Objective: To evaluate the quality of available evidence of drug class combinations and their association with the development of acute kidney injury (AKI).
Data sources: A search of MEDLINE and Embase databases was completed using the following terms: "risk factor AND (acute kidney injury or acute kidney failure) AND (drug or medication)."
Study selection and data extraction: Inclusion criteria were the following: English language, full-text availability, and at least 1 drug-combination. Each citation was evaluated using the Grading of Recommendations, Assessment, Development, and Evaluation (GRADE) criteria. The literature was evaluated using the quality of evidence component of GRADE. No standardized definition of AKI was applied throughout..
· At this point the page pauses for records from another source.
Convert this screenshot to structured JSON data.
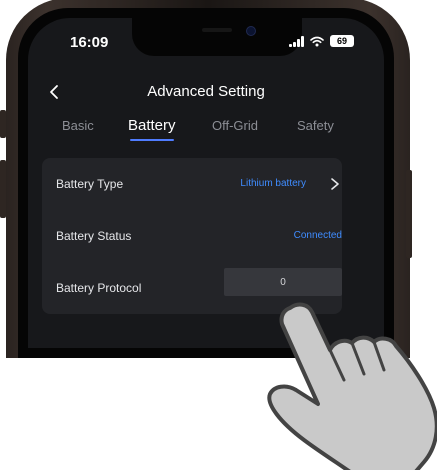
{
  "status_bar": {
    "time": "16:09",
    "battery": "69"
  },
  "header": {
    "title": "Advanced Setting"
  },
  "tabs": [
    {
      "label": "Basic"
    },
    {
      "label": "Battery"
    },
    {
      "label": "Off-Grid"
    },
    {
      "label": "Safety"
    }
  ],
  "rows": {
    "battery_type": {
      "label": "Battery Type",
      "value": "Lithium battery"
    },
    "battery_status": {
      "label": "Battery Status",
      "value": "Connected"
    },
    "battery_protocol": {
      "label": "Battery Protocol",
      "value": "0"
    }
  },
  "colors": {
    "accent": "#3f8cff",
    "tab_underline": "#4f7cff",
    "screen_bg": "#17181b",
    "card_bg": "#232428",
    "hand_fill": "#c9c9c9"
  },
  "icons": [
    "back-arrow-icon",
    "chevron-right-icon",
    "wifi-icon",
    "signal-icon",
    "battery-icon",
    "pointing-hand-icon"
  ],
  "selected_tab": "Battery"
}
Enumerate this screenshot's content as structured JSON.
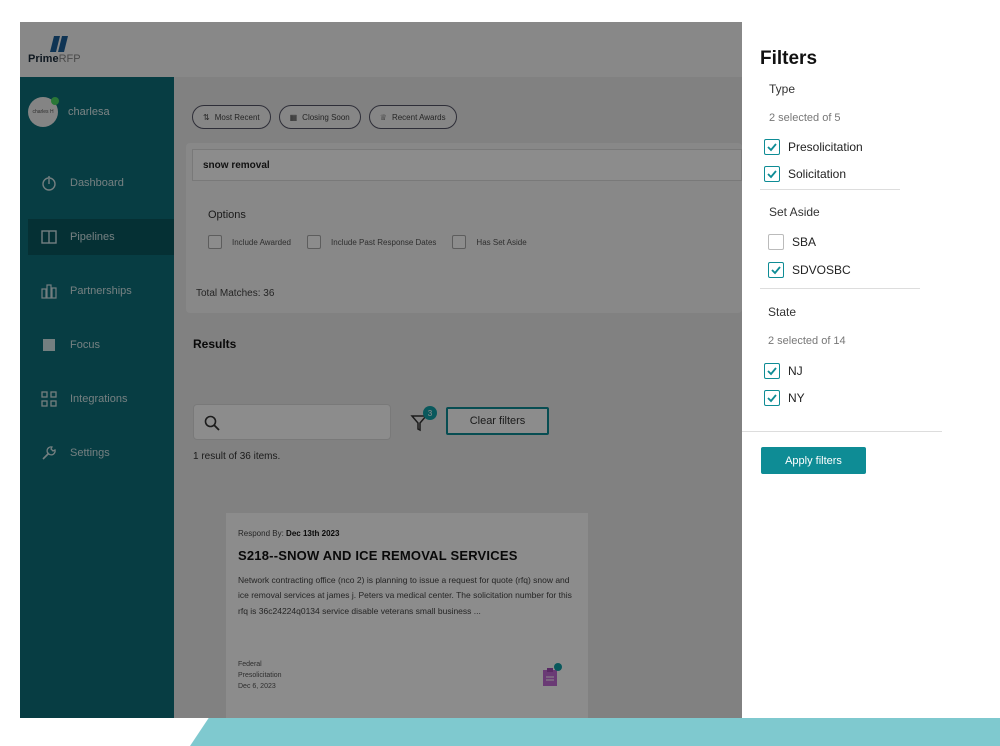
{
  "colors": {
    "sidebar": "#0e6f7a",
    "accent": "#0e8c95",
    "decor": "#7fc9cf",
    "overlay": "rgba(0,0,0,0.45)"
  },
  "logo": {
    "brand_bold": "Prime",
    "brand_light": "RFP"
  },
  "user": {
    "name": "charlesa",
    "avatar_text": "charles H"
  },
  "nav": [
    {
      "label": "Dashboard",
      "icon": "dashboard-icon"
    },
    {
      "label": "Pipelines",
      "icon": "pipelines-icon"
    },
    {
      "label": "Partnerships",
      "icon": "partnerships-icon"
    },
    {
      "label": "Focus",
      "icon": "focus-icon"
    },
    {
      "label": "Integrations",
      "icon": "integrations-icon"
    },
    {
      "label": "Settings",
      "icon": "settings-icon"
    }
  ],
  "quick_filters": [
    "Most Recent",
    "Closing Soon",
    "Recent Awards"
  ],
  "search": {
    "query": "snow removal"
  },
  "options": {
    "title": "Options",
    "items": [
      "Include Awarded",
      "Include Past Response Dates",
      "Has Set Aside"
    ]
  },
  "total_matches": "Total Matches: 36",
  "results": {
    "title": "Results",
    "filter_badge": "3",
    "clear_filters": "Clear filters",
    "count_text": "1 result of 36 items."
  },
  "card": {
    "respond_label": "Respond By:",
    "respond_date": "Dec 13th 2023",
    "title": "S218--SNOW AND ICE REMOVAL SERVICES",
    "description": "Network contracting office (nco 2) is planning to issue a request for quote (rfq) snow and ice removal services at james j. Peters va medical center. The solicitation number for this rfq is 36c24224q0134 service disable veterans small business ...",
    "meta": [
      "Federal",
      "Presolicitation",
      "Dec 6, 2023"
    ]
  },
  "filters": {
    "title": "Filters",
    "type": {
      "label": "Type",
      "summary": "2 selected of 5",
      "options": [
        {
          "label": "Presolicitation",
          "checked": true
        },
        {
          "label": "Solicitation",
          "checked": true
        }
      ]
    },
    "set_aside": {
      "label": "Set Aside",
      "options": [
        {
          "label": "SBA",
          "checked": false
        },
        {
          "label": "SDVOSBC",
          "checked": true
        }
      ]
    },
    "state": {
      "label": "State",
      "summary": "2 selected of 14",
      "options": [
        {
          "label": "NJ",
          "checked": true
        },
        {
          "label": "NY",
          "checked": true
        }
      ]
    },
    "apply_label": "Apply filters"
  }
}
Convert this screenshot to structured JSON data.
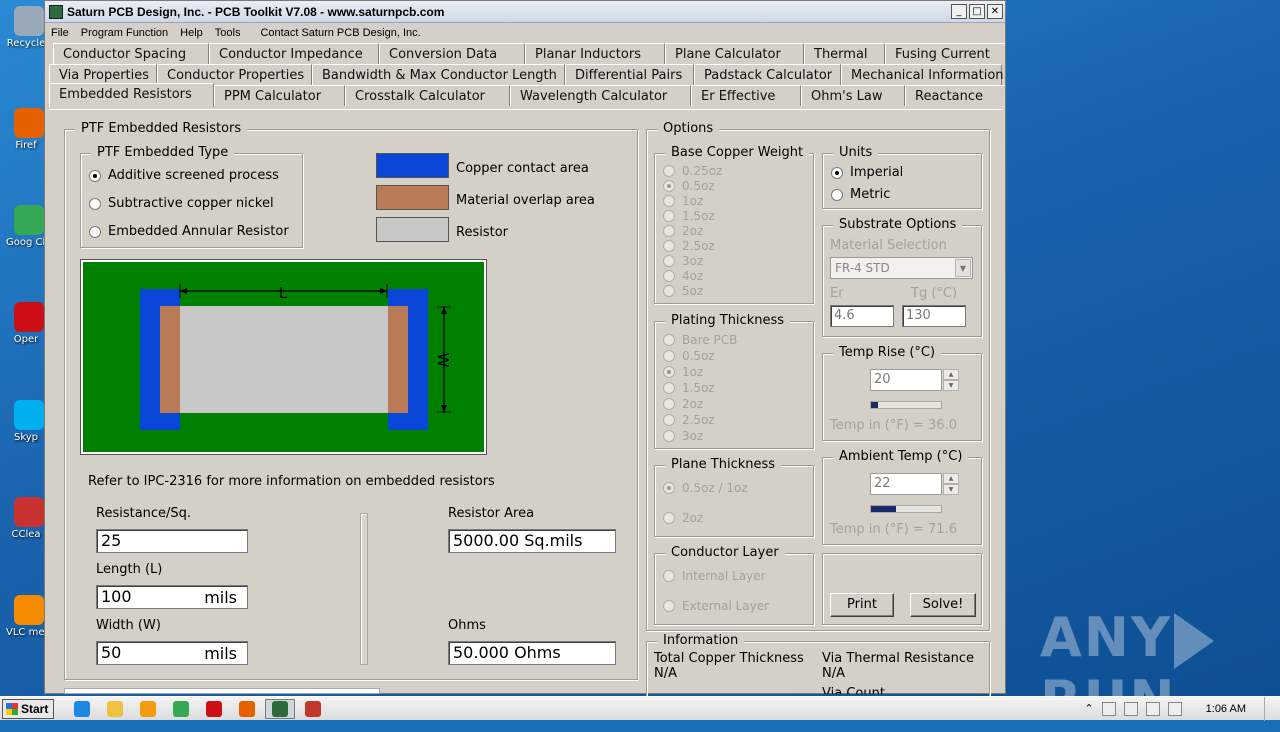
{
  "desktop": {
    "icons": [
      {
        "label": "Recycle",
        "color": "#9aa9b8"
      },
      {
        "label": "Firef",
        "color": "#e66000"
      },
      {
        "label": "Goog Chron",
        "color": "#34a853"
      },
      {
        "label": "Oper",
        "color": "#cc0f16"
      },
      {
        "label": "Skyp",
        "color": "#00aff0"
      },
      {
        "label": "CClea",
        "color": "#c8312f"
      },
      {
        "label": "VLC me playe",
        "color": "#f48b00"
      }
    ],
    "watermark": {
      "left": "ANY",
      "right": "RUN"
    }
  },
  "window": {
    "title": "Saturn PCB Design, Inc. - PCB Toolkit V7.08 - www.saturnpcb.com",
    "controls": {
      "minimize": "_",
      "maximize": "□",
      "close": "✕"
    },
    "menu": [
      "File",
      "Program Function",
      "Help",
      "Tools",
      "Contact Saturn PCB Design, Inc."
    ]
  },
  "tabs": {
    "row1": [
      "Conductor Spacing",
      "Conductor Impedance",
      "Conversion Data",
      "Planar Inductors",
      "Plane Calculator",
      "Thermal",
      "Fusing Current"
    ],
    "row2": [
      "Via Properties",
      "Conductor Properties",
      "Bandwidth & Max Conductor Length",
      "Differential Pairs",
      "Padstack Calculator",
      "Mechanical Information"
    ],
    "row3": [
      "Embedded Resistors",
      "PPM Calculator",
      "Crosstalk Calculator",
      "Wavelength Calculator",
      "Er Effective",
      "Ohm's Law",
      "Reactance"
    ]
  },
  "ptf": {
    "title": "PTF Embedded Resistors",
    "type_title": "PTF Embedded Type",
    "types": [
      {
        "label": "Additive screened process",
        "checked": true
      },
      {
        "label": "Subtractive copper nickel",
        "checked": false
      },
      {
        "label": "Embedded Annular Resistor",
        "checked": false
      }
    ],
    "legend": [
      {
        "label": "Copper contact area",
        "color": "#0a47d9"
      },
      {
        "label": "Material overlap area",
        "color": "#b97a57"
      },
      {
        "label": "Resistor",
        "color": "#c8c8c8"
      }
    ],
    "diagram": {
      "length_label": "L",
      "width_label": "W"
    },
    "refer_text": "Refer to IPC-2316 for more information on embedded resistors",
    "fields": {
      "resistance_label": "Resistance/Sq.",
      "resistance_value": "25",
      "length_label": "Length (L)",
      "length_value": "100",
      "length_unit": "mils",
      "width_label": "Width (W)",
      "width_value": "50",
      "width_unit": "mils"
    },
    "results": {
      "area_label": "Resistor Area",
      "area_value": "5000.00 Sq.mils",
      "ohms_label": "Ohms",
      "ohms_value": "50.000 Ohms"
    }
  },
  "options": {
    "title": "Options",
    "base_copper": {
      "title": "Base Copper Weight",
      "items": [
        {
          "label": "0.25oz",
          "checked": false
        },
        {
          "label": "0.5oz",
          "checked": true
        },
        {
          "label": "1oz",
          "checked": false
        },
        {
          "label": "1.5oz",
          "checked": false
        },
        {
          "label": "2oz",
          "checked": false
        },
        {
          "label": "2.5oz",
          "checked": false
        },
        {
          "label": "3oz",
          "checked": false
        },
        {
          "label": "4oz",
          "checked": false
        },
        {
          "label": "5oz",
          "checked": false
        }
      ]
    },
    "plating": {
      "title": "Plating Thickness",
      "items": [
        {
          "label": "Bare PCB",
          "checked": false
        },
        {
          "label": "0.5oz",
          "checked": false
        },
        {
          "label": "1oz",
          "checked": true
        },
        {
          "label": "1.5oz",
          "checked": false
        },
        {
          "label": "2oz",
          "checked": false
        },
        {
          "label": "2.5oz",
          "checked": false
        },
        {
          "label": "3oz",
          "checked": false
        }
      ]
    },
    "plane": {
      "title": "Plane Thickness",
      "items": [
        {
          "label": "0.5oz / 1oz",
          "checked": true
        },
        {
          "label": "2oz",
          "checked": false
        }
      ]
    },
    "conductor_layer": {
      "title": "Conductor Layer",
      "items": [
        {
          "label": "Internal Layer",
          "checked": false
        },
        {
          "label": "External Layer",
          "checked": false
        }
      ]
    },
    "units": {
      "title": "Units",
      "items": [
        {
          "label": "Imperial",
          "checked": true
        },
        {
          "label": "Metric",
          "checked": false
        }
      ]
    },
    "substrate": {
      "title": "Substrate Options",
      "material_label": "Material Selection",
      "material_value": "FR-4 STD",
      "er_label": "Er",
      "er_value": "4.6",
      "tg_label": "Tg (°C)",
      "tg_value": "130"
    },
    "temp_rise": {
      "title": "Temp Rise (°C)",
      "value": "20",
      "level": 0.1,
      "readout": "Temp in (°F) = 36.0"
    },
    "ambient": {
      "title": "Ambient Temp (°C)",
      "value": "22",
      "level": 0.35,
      "readout": "Temp in (°F) = 71.6"
    },
    "buttons": {
      "print": "Print",
      "solve": "Solve!"
    }
  },
  "information": {
    "title": "Information",
    "total_copper_label": "Total Copper Thickness",
    "total_copper_value": "N/A",
    "via_thermal_label": "Via Thermal Resistance",
    "via_thermal_value": "N/A",
    "via_count_label": "Via Count"
  },
  "taskbar": {
    "start": "Start",
    "apps": [
      {
        "name": "ie",
        "color": "#1e88e5"
      },
      {
        "name": "explorer",
        "color": "#f0c040"
      },
      {
        "name": "media",
        "color": "#f39c12"
      },
      {
        "name": "chrome",
        "color": "#34a853"
      },
      {
        "name": "opera",
        "color": "#cc0f16"
      },
      {
        "name": "firefox",
        "color": "#e66000"
      },
      {
        "name": "pcb-toolkit",
        "color": "#2f6b3a"
      },
      {
        "name": "acrobat",
        "color": "#c0392b"
      }
    ],
    "time": "1:06 AM"
  }
}
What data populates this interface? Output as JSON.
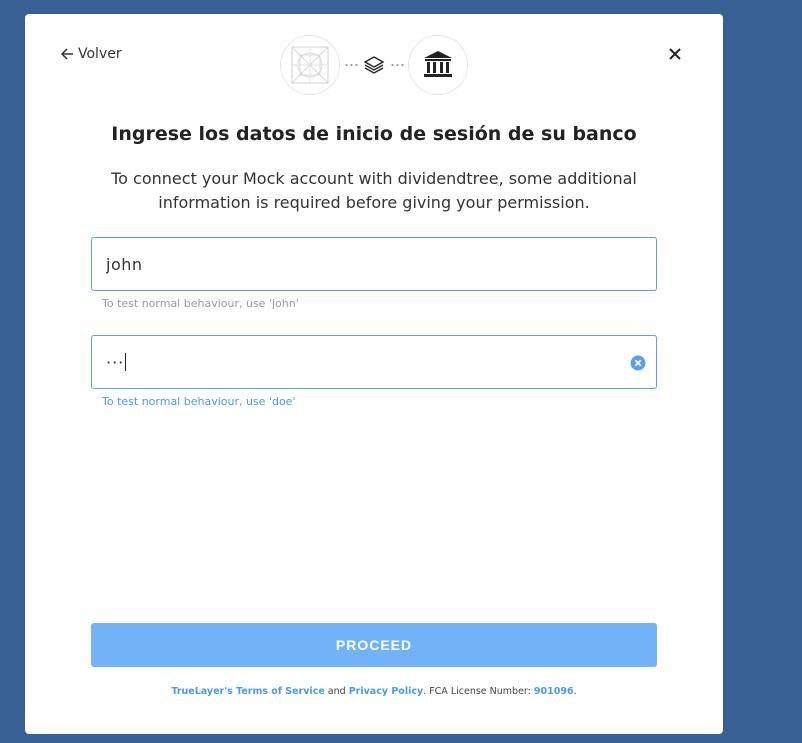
{
  "header": {
    "back_label": "Volver"
  },
  "title": "Ingrese los datos de inicio de sesión de su banco",
  "subtitle": "To connect your Mock account with dividendtree, some additional information is required before giving your permission.",
  "form": {
    "username": {
      "value": "john",
      "hint": "To test normal behaviour, use 'john'"
    },
    "password": {
      "masked_value": "···",
      "hint": "To test normal behaviour, use 'doe'"
    }
  },
  "proceed_label": "PROCEED",
  "footer": {
    "terms_link": "TrueLayer's Terms of Service",
    "and": "and",
    "privacy_link": "Privacy Policy",
    "license_text": ". FCA License Number:",
    "license_number": "901096",
    "end": "."
  },
  "icons": {
    "back": "arrow-left-icon",
    "close": "close-icon",
    "provider_logo": "mock-bank-logo-icon",
    "connector": "layers-icon",
    "bank": "bank-icon",
    "clear": "clear-circle-icon"
  },
  "colors": {
    "page_background": "#3a6195",
    "accent": "#5aa0ec",
    "button": "#72b3f7",
    "link": "#4b9ae6"
  }
}
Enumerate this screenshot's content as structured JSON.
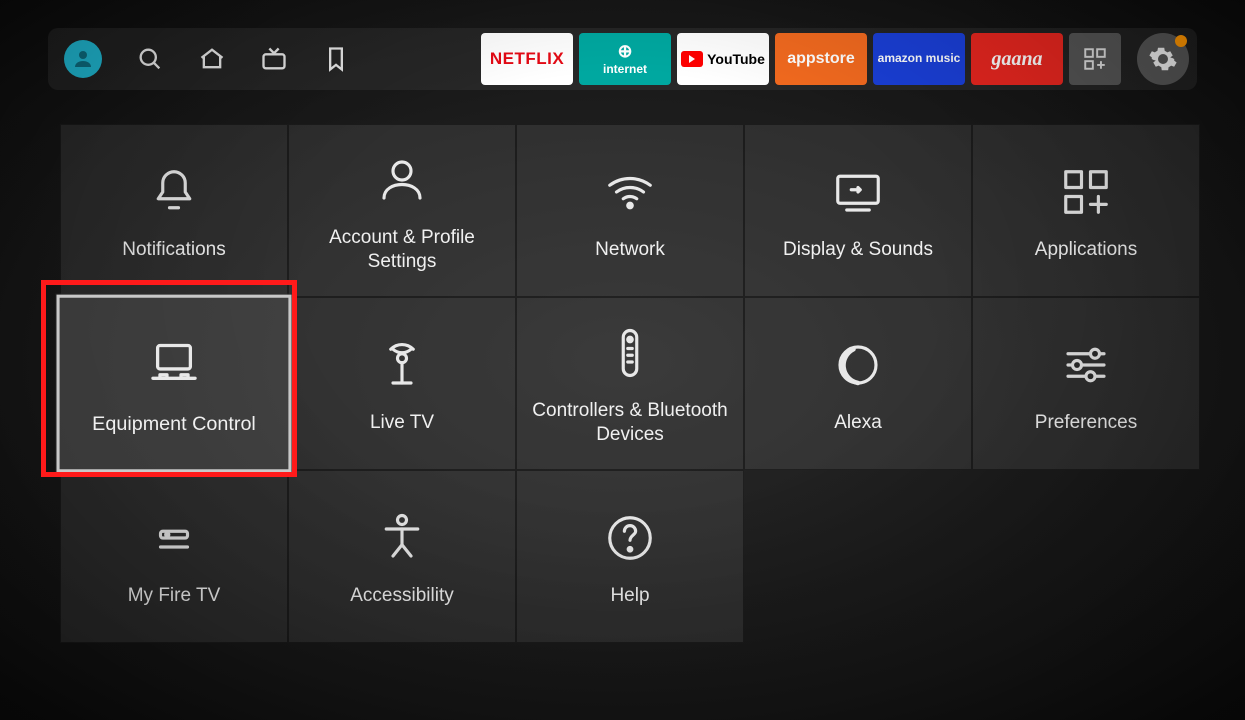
{
  "topbar": {
    "apps": [
      {
        "id": "netflix",
        "label": "NETFLIX"
      },
      {
        "id": "internet",
        "label": "internet"
      },
      {
        "id": "youtube",
        "label": "YouTube"
      },
      {
        "id": "appstore",
        "label": "appstore"
      },
      {
        "id": "amazonmusic",
        "label": "amazon music"
      },
      {
        "id": "gaana",
        "label": "gaana"
      }
    ]
  },
  "settings_tiles": [
    {
      "id": "notifications",
      "label": "Notifications",
      "icon": "bell"
    },
    {
      "id": "account-profile",
      "label": "Account & Profile Settings",
      "icon": "person"
    },
    {
      "id": "network",
      "label": "Network",
      "icon": "wifi"
    },
    {
      "id": "display-sounds",
      "label": "Display & Sounds",
      "icon": "display"
    },
    {
      "id": "applications",
      "label": "Applications",
      "icon": "apps"
    },
    {
      "id": "equipment-control",
      "label": "Equipment Control",
      "icon": "equipment",
      "selected": true
    },
    {
      "id": "live-tv",
      "label": "Live TV",
      "icon": "antenna"
    },
    {
      "id": "controllers-bt",
      "label": "Controllers & Bluetooth Devices",
      "icon": "remote"
    },
    {
      "id": "alexa",
      "label": "Alexa",
      "icon": "alexa"
    },
    {
      "id": "preferences",
      "label": "Preferences",
      "icon": "sliders"
    },
    {
      "id": "my-fire-tv",
      "label": "My Fire TV",
      "icon": "firetv"
    },
    {
      "id": "accessibility",
      "label": "Accessibility",
      "icon": "accessibility"
    },
    {
      "id": "help",
      "label": "Help",
      "icon": "help"
    }
  ],
  "colors": {
    "highlight": "#ff1a1a",
    "notification_dot": "#ff9500",
    "avatar": "#1fb6d0"
  }
}
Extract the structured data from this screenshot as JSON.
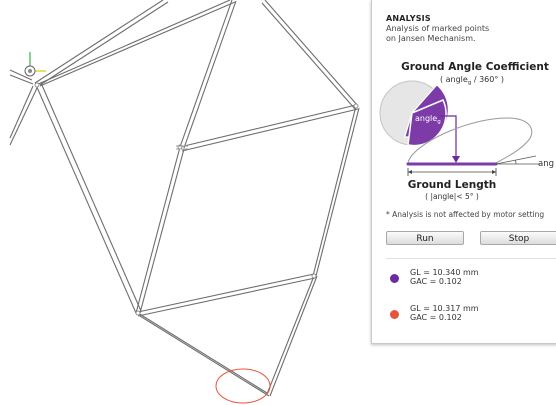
{
  "panel": {
    "title": "ANALYSIS",
    "description_line1": "Analysis of marked points",
    "description_line2": "on Jansen Mechanism.",
    "gac_heading": "Ground Angle Coefficient",
    "gac_formula_prefix": "( angle",
    "gac_formula_sub": "g",
    "gac_formula_suffix": " / 360° )",
    "pie_label": "angle",
    "pie_label_sub": "g",
    "gl_heading": "Ground Length",
    "gl_condition": "( |angle|< 5° )",
    "angle_label": "ang",
    "note": "* Analysis is not affected by motor setting",
    "run_label": "Run",
    "stop_label": "Stop",
    "results": [
      {
        "gl": "GL = 10.340 mm",
        "gac": "GAC = 0.102",
        "color": "#6a2aa0"
      },
      {
        "gl": "GL = 10.317 mm",
        "gac": "GAC = 0.102",
        "color": "#e8523a"
      }
    ]
  },
  "colors": {
    "accent_purple": "#7d3ba8",
    "pie_gray": "#e6e6e6",
    "link_stroke": "#6e6e6e",
    "marker_red": "#e8523a",
    "axis_green": "#3cb043",
    "axis_yellow": "#e3c400"
  }
}
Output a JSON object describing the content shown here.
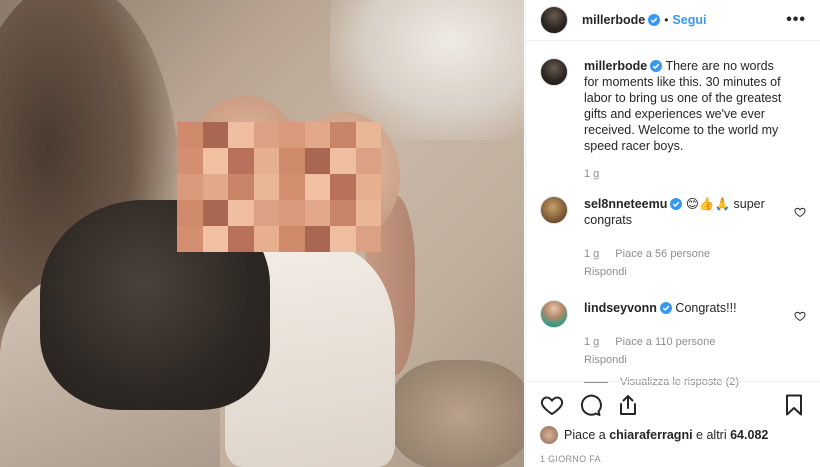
{
  "post": {
    "author": "millerbode",
    "follow_label": "Segui",
    "dot": "•",
    "more_label": "•••",
    "caption": "There are no words for moments like this. 30 minutes of labor to bring us one of the greatest gifts and experiences we've ever received. Welcome to the world my speed racer boys.",
    "caption_time": "1 g"
  },
  "comments": [
    {
      "user": "sel8nneteemu",
      "text": "😊👍🙏 super congrats",
      "time": "1 g",
      "likes": "Piace a 56 persone",
      "reply": "Rispondi"
    },
    {
      "user": "lindseyvonn",
      "text": "Congrats!!!",
      "time": "1 g",
      "likes": "Piace a 110 persone",
      "reply": "Rispondi"
    }
  ],
  "view_replies": "Visualizza le risposte (2)",
  "liked_by": {
    "prefix": "Piace a ",
    "user": "chiaraferragni",
    "suffix": " e altri ",
    "count": "64.082"
  },
  "date": "1 GIORNO FA",
  "icons": [
    "heart-icon",
    "comment-icon",
    "share-icon",
    "bookmark-icon",
    "verified-icon"
  ],
  "colors": {
    "accent": "#3897f0",
    "muted": "#8e8e8e",
    "text": "#262626"
  }
}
Data synthesis: Out of 2139 total citations, 151 were assessed for full-text review, with 121 citations (6%) meeting inclusion criteria, producing76 unique drug class combinations. Overall, 56 combinations (73.7%) were considered very low quality; 12 (15.8%) were considered low quality. There were 8 (10.5%) of moderate quality, and no combination was considered high quality. 58 (76%) combinations that had a single citation,with a mean of 1.6 citations per drug class combination. The combination of nonsteroidal anti-inflammatory drugs (NSAIDs) and diuretics was reported in 10 citations, the largest number of citations.
Conclusions: Our study demonstrates a lack of well-designed studies addressing drug class combination-associated AKI. The combination of NSAIDs and diuretics with or without additional renin-angiotensin aldosterone agents had the strongest level of evidence. Despite limitations, the information included in this review may result in additional scrutiny about combining certain individual nephrotoxic drugs.
Keywords: adverse drug reactions; kidney failure; nephrology; nephrotoxicity; renal failure.